I had such high hopes. I’ve been reading Kristin Hannah for a long time – or maybe I should say, I’ve been listening to her for a long time. Historically, her books have fallen into the category of books that I’m willing to spend the time listening to (since I have a long commute), but I won’t invest the time to physically read. Lighter fiction, chick-lit sorta, but not literary fiction. With The Nightingale, I felt like Hannah made that leap from contemporary fiction to literary fiction. Her latest – The Great Alone – has received a ton of praise (you’ll be hard pressed to find a review that isn’t glowing), and so I was optimistic. But I think she’s stepped back with this one.
Synopsis of The Great Alone
First, a little bit about the book. It is the story of Leni Albright, who’s Vietnam POW father moves her and her mother (Cora) to the Alaskan wilderness. They are completely unprepared, and in addition, as is somewhat tritely stated along the way, the dangers inside the house, by way of her abusive father, become to feel way more risky than those outside. The father character reminded me some of Pat Conroy’s depiction of his own father in The Great Santini, completely without merit. There is some attempt to create sympathy for him due to his undiagnosed or treated PTSD, but for me that didn’t land. (Her allusions to his erratic behavior pre-war in parts with Cora’s parents unwound any progress she made on this front.) Quite frankly, I was about ten percent in before I was rooting for the bear that was touted as the ever-present danger to come and relieve me of Ernt Albright. (Spoiler – it didn’t happen. :-()
On Leni’s first day of school, she meets a boy that is the perfect friend, and it is no great leap that he’s going to be the love interest. And he is. Leni’s father begins a feud with her boyfriend’s father over the idea of “progress” for their off-the-grid community, and so dilemmas and conflict ensue. I’ll stop there to make this a spoiler-free review.
My Thoughts on The Great Alone
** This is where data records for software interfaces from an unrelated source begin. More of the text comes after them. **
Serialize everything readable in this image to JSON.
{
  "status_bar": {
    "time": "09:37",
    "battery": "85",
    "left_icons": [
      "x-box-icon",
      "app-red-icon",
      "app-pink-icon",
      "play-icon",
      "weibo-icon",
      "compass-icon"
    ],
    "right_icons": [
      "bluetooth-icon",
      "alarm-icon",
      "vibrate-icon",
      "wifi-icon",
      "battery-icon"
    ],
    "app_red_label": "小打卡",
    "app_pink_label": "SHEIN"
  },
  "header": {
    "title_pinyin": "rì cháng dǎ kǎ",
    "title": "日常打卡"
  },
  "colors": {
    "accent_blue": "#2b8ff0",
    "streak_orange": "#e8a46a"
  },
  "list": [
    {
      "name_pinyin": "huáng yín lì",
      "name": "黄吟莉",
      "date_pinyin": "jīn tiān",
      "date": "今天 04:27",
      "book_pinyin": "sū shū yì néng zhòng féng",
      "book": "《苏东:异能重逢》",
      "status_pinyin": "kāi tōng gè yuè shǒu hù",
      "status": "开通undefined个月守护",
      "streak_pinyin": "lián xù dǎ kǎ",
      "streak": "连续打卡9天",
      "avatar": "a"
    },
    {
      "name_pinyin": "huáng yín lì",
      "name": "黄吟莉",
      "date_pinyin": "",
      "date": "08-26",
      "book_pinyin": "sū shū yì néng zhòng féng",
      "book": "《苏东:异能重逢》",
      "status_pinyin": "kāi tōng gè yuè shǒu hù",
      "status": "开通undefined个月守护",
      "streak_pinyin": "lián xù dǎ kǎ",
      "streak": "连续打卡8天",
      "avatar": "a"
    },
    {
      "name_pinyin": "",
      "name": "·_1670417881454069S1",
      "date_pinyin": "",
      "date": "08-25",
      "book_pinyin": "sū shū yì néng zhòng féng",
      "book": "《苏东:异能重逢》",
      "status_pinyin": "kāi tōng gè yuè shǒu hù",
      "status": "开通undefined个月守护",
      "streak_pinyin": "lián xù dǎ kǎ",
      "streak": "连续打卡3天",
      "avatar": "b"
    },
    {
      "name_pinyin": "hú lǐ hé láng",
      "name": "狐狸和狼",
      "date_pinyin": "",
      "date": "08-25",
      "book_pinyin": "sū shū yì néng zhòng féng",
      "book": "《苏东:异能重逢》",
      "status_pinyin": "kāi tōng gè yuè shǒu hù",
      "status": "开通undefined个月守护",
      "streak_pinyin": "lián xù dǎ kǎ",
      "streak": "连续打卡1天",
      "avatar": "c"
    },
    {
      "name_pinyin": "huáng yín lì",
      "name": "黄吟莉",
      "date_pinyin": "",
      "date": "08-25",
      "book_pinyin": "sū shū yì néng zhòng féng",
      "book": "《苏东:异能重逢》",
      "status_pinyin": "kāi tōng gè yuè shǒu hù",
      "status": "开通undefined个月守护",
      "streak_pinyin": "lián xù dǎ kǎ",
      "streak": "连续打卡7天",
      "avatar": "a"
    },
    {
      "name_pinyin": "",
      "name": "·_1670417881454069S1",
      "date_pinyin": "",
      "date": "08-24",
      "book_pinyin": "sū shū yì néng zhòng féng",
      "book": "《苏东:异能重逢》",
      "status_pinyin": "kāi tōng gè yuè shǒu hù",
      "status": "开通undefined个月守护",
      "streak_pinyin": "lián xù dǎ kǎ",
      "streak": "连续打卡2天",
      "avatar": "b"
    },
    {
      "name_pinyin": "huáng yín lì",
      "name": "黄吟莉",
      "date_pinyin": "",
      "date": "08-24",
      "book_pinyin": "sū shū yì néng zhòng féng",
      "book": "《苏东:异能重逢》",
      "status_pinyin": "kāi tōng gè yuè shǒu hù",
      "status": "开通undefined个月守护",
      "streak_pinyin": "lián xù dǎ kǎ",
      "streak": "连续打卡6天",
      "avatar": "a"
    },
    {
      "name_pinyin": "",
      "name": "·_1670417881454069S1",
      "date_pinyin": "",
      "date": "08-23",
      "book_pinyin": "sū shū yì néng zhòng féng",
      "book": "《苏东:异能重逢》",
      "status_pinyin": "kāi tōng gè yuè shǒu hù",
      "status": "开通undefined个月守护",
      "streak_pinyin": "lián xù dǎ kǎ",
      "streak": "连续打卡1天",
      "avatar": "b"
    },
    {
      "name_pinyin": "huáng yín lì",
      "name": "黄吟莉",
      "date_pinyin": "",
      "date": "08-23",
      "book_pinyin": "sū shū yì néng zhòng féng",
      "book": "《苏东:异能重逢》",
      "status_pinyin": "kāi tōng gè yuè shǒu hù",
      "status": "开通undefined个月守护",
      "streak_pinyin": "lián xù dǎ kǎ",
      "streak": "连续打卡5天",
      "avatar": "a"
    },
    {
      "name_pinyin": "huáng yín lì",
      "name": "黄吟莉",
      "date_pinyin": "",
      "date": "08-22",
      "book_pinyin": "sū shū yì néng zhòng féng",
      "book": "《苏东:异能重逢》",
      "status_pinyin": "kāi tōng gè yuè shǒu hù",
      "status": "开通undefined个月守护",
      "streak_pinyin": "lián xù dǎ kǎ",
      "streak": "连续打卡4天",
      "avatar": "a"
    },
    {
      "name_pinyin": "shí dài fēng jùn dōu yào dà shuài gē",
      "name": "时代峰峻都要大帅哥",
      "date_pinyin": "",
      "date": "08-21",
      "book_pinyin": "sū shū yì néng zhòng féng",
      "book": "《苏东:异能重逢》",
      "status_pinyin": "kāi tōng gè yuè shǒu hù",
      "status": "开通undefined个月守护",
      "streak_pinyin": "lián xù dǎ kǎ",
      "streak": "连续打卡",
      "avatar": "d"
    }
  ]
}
Before you think I hated this book, I didn’t. I liked it. But I only liked it. First, and to some extent I don’t even fault Hannah, this is another example of a contemporary novel that is suffering from bad editing. You may think that using the same metaphor (for example, the some element of the Alaskan wilderness was like a fairy tale) is the fault of the author, but I think that those types of errors should be edited out by someone who is looking out for their client. This particular metaphor is used three times in the first five chapters. Also, the winter scene is described as “white on white” multiple times. The stairs “zig-zag” multiple times. The same dialogue is used by multiple characters, which is fine if it is acknowledged appropriately.
There are two other things that irritated me. First, it has too many narrative lines. Typically, a novel has a primary narrative plot and a handful of others that support and tie in. This one seems to have at least three equally weighted plots – the one around Leni’s abusive father, one around the Leni and her mother’s relationship and finally the relationship between Leni and Matthew (the love interest). But none of these go from beginning to end as a main narrative plot should. There could even be an argument for a fourth one – Leni’s relationship with the setting – that in some ways supersedes the other three. Finally, and this is a lesser one, I’m not sure Hannah executed the third person omniscient view point very well. At times, it was pretty clunky and got in the way.
Buy it or Bail?
All that said, I think Hannah is writing about some important issues, and perhaps this novel will increase those conversations: the incredible need – particularly among veterans – for better mental health support, and, the need for better resources for battered women and their children. If for no other reason than this, it is a worthwhile read that will be entertaining along the way.
Powered by Facebook Comments